BEGIN Provided entries
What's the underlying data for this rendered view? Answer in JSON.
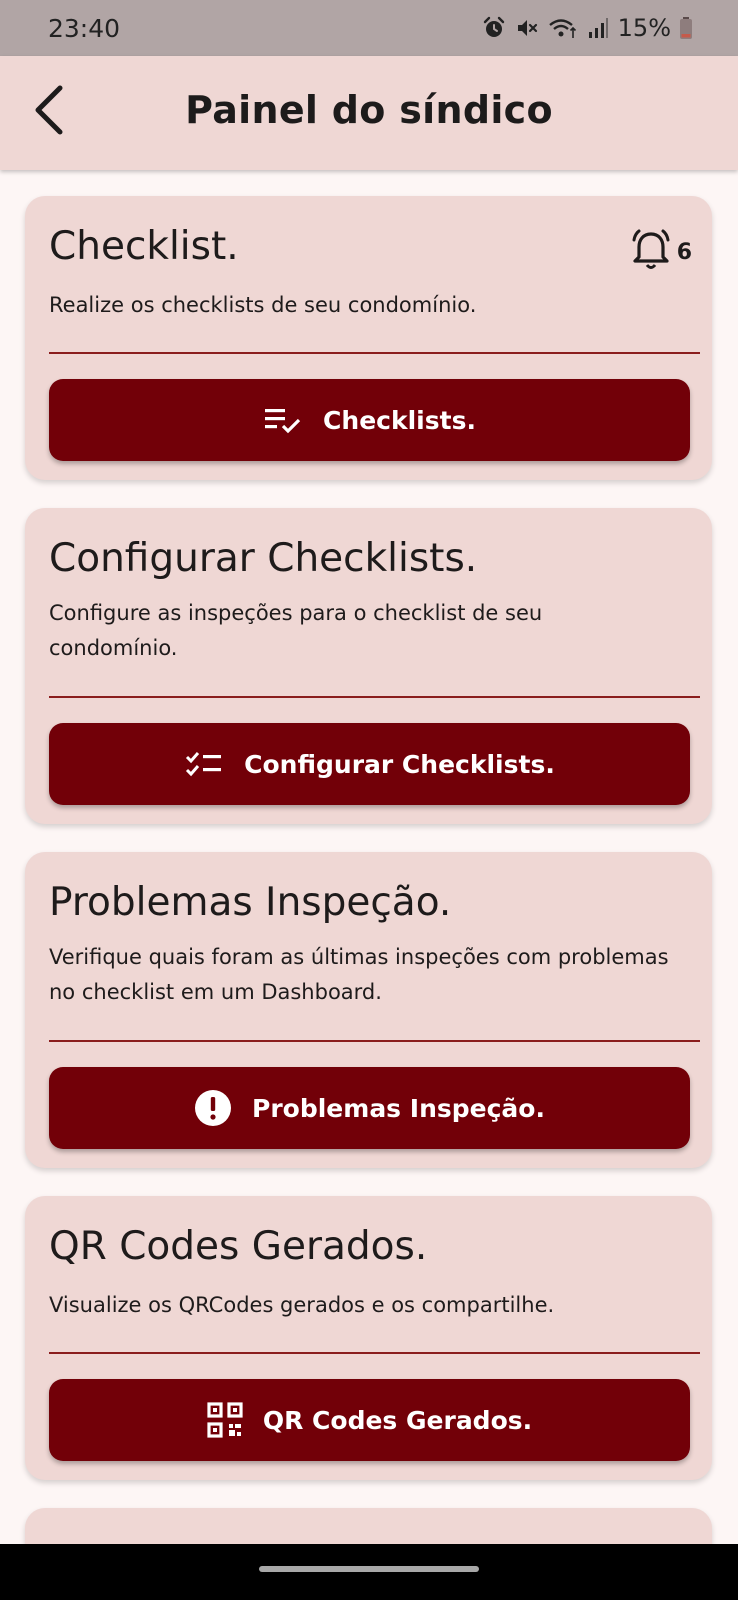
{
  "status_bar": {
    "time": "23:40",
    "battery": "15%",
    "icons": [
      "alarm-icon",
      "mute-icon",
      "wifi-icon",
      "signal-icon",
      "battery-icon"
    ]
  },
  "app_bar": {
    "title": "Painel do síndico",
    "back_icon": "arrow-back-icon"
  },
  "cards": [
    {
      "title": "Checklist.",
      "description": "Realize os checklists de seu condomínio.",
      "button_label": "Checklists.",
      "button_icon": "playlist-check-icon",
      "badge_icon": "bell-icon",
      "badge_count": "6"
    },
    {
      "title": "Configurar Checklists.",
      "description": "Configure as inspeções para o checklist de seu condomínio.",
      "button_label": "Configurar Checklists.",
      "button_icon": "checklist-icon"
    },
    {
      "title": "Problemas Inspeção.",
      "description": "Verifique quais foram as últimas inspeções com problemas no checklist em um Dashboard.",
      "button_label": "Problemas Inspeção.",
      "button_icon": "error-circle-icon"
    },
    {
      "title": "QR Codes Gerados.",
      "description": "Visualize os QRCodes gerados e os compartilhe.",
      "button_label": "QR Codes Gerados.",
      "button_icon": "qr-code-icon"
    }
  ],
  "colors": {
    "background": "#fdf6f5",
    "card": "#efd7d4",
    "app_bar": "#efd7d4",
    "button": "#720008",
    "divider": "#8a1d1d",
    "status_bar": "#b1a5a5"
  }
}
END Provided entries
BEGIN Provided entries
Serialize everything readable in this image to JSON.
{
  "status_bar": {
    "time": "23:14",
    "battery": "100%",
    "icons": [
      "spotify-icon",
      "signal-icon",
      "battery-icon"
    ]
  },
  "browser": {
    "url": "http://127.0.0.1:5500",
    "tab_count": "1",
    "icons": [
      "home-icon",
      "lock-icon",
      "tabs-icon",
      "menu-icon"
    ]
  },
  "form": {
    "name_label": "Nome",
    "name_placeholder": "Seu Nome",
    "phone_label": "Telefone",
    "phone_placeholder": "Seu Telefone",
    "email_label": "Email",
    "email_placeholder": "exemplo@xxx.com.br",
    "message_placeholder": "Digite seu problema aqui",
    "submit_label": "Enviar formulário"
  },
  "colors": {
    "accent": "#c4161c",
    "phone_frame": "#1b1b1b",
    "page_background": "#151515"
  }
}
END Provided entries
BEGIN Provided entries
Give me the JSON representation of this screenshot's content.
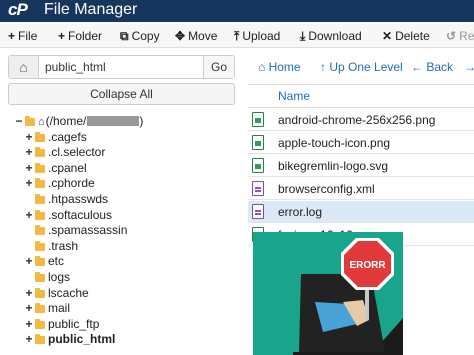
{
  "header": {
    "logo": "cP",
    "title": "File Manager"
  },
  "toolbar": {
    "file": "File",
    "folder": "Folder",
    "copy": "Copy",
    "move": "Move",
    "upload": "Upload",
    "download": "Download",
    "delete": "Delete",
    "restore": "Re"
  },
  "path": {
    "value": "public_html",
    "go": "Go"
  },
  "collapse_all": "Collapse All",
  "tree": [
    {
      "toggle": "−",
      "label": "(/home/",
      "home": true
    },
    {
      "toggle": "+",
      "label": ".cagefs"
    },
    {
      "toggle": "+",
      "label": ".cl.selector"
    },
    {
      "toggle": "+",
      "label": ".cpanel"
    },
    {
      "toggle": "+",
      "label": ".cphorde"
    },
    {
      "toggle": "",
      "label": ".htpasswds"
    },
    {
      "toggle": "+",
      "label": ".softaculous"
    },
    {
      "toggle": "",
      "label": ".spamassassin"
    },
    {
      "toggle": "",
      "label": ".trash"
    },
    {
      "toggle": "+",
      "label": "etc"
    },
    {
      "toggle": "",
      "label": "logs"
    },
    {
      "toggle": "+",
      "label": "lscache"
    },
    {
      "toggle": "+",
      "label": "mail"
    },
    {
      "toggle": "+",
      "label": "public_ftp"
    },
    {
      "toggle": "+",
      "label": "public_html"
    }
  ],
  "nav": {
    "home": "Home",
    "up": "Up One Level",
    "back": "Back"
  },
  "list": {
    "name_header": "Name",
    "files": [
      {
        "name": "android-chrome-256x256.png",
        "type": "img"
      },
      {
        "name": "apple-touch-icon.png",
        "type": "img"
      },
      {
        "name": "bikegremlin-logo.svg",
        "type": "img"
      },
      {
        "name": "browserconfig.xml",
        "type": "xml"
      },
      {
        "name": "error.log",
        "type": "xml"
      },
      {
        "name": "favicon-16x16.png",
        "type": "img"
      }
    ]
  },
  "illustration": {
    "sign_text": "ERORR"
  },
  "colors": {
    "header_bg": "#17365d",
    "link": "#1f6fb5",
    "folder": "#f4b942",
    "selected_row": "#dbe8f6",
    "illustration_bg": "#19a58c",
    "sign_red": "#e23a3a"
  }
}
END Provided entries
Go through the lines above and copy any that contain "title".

• [Exercise response]:
    "title": "Painel do síndico",
      "title": "Checklist.",
      "title": "Configurar Checklists.",
      "title": "Problemas Inspeção.",
      "title": "QR Codes Gerados.",
    "title": "File Manager"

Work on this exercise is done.